Bloody hell!! Fines of 4% of global turnover, or €20m. Should I be panicking?
Well, no. It’s certainly a challenge, but not as bad as many are making out – at least for B2B marketers.
A bit like Y2K, and a whole host of security FUD, it suits some tech vendors to scare the pants off people, but the truth of the matter is that you don’t really have too much to worry about if you start now.
By the way, this has got nothing to do with Brexit. Due to become law in May 2018, GDPR may be an EU piece of legislation, but the expectation is that it will become the accepted global standard. Its most far-reaching implications are for B2C marketers peddling their wares to private individuals but, for B2B marketers, if you’re legal now in terms of the Data Protection Act, the chances are that you’ll be legal this time next year.
That said, you are going to have to get your house in order, and be able to show that you’ve done so. While all the details of GDPR have yet to be confirmed, it seems that with a bit of work and a few new processes, you won’t need to change too much.
The key point for B2B marketing activities in the UK is that it’s enough to give individuals the option to opt-out – this is sufficient to establish consent.
Nothing new there. (But don’t forget that requirements in other countries are already more onerous – that won’t change either).

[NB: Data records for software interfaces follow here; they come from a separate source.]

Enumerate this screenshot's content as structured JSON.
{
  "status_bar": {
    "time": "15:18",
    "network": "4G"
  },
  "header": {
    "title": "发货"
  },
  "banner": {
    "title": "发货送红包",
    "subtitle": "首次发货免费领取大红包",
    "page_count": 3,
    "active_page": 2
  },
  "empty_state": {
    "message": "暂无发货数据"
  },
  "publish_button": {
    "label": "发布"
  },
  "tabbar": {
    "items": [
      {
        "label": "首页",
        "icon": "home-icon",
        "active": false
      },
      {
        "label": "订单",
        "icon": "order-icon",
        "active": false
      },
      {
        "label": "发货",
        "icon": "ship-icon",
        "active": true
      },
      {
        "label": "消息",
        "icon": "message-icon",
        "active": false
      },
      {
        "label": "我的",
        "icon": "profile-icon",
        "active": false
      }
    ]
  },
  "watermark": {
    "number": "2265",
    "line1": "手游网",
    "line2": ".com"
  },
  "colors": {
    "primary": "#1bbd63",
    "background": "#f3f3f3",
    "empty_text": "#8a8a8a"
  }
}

So, as long as your data complies with the current DPA, the key thing you have to do to prepare for GDPR is to make sure that, if someone contacts you to ask if you hold any personal data on them, you are able to confirm within 30 days what that is, where it came from, and why you’re holding it. The individual has the right to object, correct any errors and, if they choose, insist that their data be removed. If you’re using a reputable marketing tool, you should be able to set up preference centres for them, if you haven’t done so already – that should do the trick.
The other thing you should do is put yourselves in a position to demonstrate that you have thought about how personal data is protected, from start to finish, should there ever be a breach. Decide on your policies, make sure you share those policies with the rest of your organisation, and minute your decisions for all to see.
The really thorny issue for me is in the grey area of social media. Our view here is that, if you are collecting personally identifiable data from publicly available social media sources, you’re fine. You’re also fine if you use that publicly available data to contact someone about a B2B service – that is also fine. Unless they ask to opt out.
If they do opt out then they can ask to have all data on them removed – no matter how it is sourced or where you store it – unless that data is anonymised. The problem here is that the request for opt-out and deletion is at an organisational level, and in so many B2B organisations the sales function and the marketing function may both hold ‘social data’ independently of each other. Sure, CRM systems house telephone numbers etc – but how many hold the more detailed information found in social media (personal preferences, work history, likes, dislikes, hobbies)? The more you hold, the more likely it is that you’re crossing over into personal territory, which opens up a whole new can of worms. By next May it may be clearer but, right now, I’m not sure where we sit on this.
If in doubt, it helps to consider the ultimate goal of data protection legislation: the lawmakers’ intention is that they want the individual to be in control of who holds what data about them. Whether that’s for marketing or any other purposes, the data is only on loan – you don’t own it.
Frankly, the best advice I can give for the time being is to look at the Information Commissioner’s Office booklet: 12 steps to Take Now. (As mud goes, it’s pretty clear.)
Alternatively, the closest I have found to simple authoritative guides are a couple of blogs. One, from TechTarget deals specifically with B2B situations; the other, from Semafone, the contact centre software specialists, looks more broadly at the implications if you work in B2C. Click on the links for a bit of sensible clarity.
So, don’t panic. Just get to it.
Important note: I am not a lawyer. I am a marketer (and my opinions are my own!) My summary here is based on information from a broad range of sources, including the DMA, documentation from leading lawyers and a host of other sources. There are obligations within GDPR applying to staff information and other such areas which I’ve not dealt with, and wouldn’t dream to offer advice on.